__WHAT YOU WILL DO__
Retrieve every line from the records in which the word "chevron" occurs.
[Start of section]
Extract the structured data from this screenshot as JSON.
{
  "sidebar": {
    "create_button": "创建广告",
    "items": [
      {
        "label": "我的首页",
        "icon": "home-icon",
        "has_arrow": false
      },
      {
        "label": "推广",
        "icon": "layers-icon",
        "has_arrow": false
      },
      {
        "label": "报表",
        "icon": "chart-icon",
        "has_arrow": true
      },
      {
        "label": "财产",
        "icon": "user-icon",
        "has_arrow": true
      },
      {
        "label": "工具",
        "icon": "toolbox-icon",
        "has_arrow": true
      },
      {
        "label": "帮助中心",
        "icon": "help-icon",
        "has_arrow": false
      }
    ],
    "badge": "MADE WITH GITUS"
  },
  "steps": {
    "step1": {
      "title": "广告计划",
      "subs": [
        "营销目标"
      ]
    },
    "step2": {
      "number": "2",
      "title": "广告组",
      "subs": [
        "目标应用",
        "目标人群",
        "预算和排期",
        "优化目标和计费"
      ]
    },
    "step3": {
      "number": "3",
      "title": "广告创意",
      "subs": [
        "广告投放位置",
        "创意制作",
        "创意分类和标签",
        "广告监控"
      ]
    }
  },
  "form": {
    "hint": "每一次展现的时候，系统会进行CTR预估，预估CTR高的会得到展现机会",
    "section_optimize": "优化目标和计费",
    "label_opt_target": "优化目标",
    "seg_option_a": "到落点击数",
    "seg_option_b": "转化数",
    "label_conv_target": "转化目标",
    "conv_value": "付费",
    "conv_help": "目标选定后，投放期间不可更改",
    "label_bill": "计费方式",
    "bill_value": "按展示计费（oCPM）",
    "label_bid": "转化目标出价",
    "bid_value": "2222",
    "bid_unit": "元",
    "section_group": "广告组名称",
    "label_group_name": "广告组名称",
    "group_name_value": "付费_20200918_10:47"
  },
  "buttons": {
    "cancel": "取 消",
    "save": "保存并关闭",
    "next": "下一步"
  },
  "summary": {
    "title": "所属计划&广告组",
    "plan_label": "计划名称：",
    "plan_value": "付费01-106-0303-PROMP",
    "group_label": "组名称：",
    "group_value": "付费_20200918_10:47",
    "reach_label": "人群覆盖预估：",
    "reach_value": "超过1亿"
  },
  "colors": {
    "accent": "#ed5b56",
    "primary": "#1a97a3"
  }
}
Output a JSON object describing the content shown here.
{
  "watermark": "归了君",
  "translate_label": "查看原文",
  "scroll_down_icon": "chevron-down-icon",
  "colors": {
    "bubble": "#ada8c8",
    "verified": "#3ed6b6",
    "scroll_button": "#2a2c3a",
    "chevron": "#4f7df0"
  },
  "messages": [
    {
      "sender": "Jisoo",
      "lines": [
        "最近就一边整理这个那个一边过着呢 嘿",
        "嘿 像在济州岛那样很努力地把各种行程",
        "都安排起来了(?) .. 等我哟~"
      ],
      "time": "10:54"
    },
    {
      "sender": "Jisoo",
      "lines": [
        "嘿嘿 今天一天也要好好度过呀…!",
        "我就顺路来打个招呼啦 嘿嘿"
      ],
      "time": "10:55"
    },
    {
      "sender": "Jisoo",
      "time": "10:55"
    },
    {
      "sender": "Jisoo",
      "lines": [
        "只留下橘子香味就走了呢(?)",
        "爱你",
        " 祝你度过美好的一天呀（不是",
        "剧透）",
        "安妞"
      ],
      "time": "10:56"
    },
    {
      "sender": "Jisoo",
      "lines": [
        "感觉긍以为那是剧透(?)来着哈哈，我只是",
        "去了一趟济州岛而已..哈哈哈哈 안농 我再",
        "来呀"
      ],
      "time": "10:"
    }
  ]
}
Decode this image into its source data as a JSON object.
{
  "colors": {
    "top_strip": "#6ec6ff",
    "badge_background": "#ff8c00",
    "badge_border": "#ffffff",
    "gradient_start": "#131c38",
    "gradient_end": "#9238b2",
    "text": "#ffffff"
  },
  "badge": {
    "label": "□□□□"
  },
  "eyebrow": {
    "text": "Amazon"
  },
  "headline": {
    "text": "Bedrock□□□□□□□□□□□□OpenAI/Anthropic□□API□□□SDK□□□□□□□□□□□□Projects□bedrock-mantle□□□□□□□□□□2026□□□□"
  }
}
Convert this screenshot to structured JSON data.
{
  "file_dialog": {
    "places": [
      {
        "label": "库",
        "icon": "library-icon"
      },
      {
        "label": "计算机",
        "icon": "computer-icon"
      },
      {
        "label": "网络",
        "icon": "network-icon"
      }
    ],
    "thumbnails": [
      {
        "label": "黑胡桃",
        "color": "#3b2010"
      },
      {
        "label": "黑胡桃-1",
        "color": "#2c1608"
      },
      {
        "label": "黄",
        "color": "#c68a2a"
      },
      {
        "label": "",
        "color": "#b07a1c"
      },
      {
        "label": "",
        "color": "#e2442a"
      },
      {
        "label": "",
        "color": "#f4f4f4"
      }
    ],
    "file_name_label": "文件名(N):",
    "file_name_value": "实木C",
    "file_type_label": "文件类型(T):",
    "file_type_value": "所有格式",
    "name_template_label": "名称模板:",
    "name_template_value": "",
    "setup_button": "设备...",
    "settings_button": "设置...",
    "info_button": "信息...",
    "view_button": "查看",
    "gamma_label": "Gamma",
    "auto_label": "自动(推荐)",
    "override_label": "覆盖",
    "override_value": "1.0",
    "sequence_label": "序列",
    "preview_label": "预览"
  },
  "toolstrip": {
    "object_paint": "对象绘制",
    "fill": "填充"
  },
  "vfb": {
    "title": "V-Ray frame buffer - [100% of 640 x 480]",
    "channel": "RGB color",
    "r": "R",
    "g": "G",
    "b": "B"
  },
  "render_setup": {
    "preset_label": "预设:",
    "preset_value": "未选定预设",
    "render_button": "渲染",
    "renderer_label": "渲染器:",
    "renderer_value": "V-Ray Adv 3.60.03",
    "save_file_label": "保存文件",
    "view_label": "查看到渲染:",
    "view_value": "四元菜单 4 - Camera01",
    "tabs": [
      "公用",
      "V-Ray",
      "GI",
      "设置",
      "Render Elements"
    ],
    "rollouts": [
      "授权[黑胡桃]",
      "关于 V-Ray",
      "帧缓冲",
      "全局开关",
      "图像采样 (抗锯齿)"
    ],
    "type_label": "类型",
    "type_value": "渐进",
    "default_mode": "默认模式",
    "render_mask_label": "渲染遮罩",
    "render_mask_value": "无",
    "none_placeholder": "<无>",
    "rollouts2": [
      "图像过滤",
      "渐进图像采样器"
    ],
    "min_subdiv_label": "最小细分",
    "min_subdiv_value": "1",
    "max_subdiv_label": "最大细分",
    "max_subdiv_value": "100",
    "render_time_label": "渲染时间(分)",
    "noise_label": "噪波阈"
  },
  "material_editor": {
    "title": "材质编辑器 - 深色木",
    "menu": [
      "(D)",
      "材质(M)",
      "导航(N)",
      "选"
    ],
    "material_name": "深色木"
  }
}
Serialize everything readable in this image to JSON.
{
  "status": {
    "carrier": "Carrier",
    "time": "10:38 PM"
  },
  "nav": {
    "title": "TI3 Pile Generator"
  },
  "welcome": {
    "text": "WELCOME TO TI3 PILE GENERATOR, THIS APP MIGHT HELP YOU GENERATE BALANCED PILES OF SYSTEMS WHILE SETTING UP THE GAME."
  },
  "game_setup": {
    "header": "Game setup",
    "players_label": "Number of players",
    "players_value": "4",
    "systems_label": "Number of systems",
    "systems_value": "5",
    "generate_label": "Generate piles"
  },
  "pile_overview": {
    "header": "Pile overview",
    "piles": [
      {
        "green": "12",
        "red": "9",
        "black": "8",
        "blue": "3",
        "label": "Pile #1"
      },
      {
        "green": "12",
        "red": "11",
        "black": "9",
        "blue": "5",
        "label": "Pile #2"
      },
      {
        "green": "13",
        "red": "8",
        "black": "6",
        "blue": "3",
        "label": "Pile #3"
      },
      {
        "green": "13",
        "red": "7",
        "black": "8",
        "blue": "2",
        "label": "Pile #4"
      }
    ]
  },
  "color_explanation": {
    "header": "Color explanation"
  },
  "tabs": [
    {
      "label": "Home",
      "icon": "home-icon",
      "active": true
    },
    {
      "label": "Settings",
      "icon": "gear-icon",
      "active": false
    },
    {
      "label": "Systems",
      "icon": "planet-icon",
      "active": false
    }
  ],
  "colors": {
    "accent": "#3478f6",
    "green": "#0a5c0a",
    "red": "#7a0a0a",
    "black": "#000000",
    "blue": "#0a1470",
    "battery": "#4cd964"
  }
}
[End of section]
__ANSWER FOR THIS EXERCISE__
  "scroll_down_icon": "chevron-down-icon",
    "chevron": "#4f7df0"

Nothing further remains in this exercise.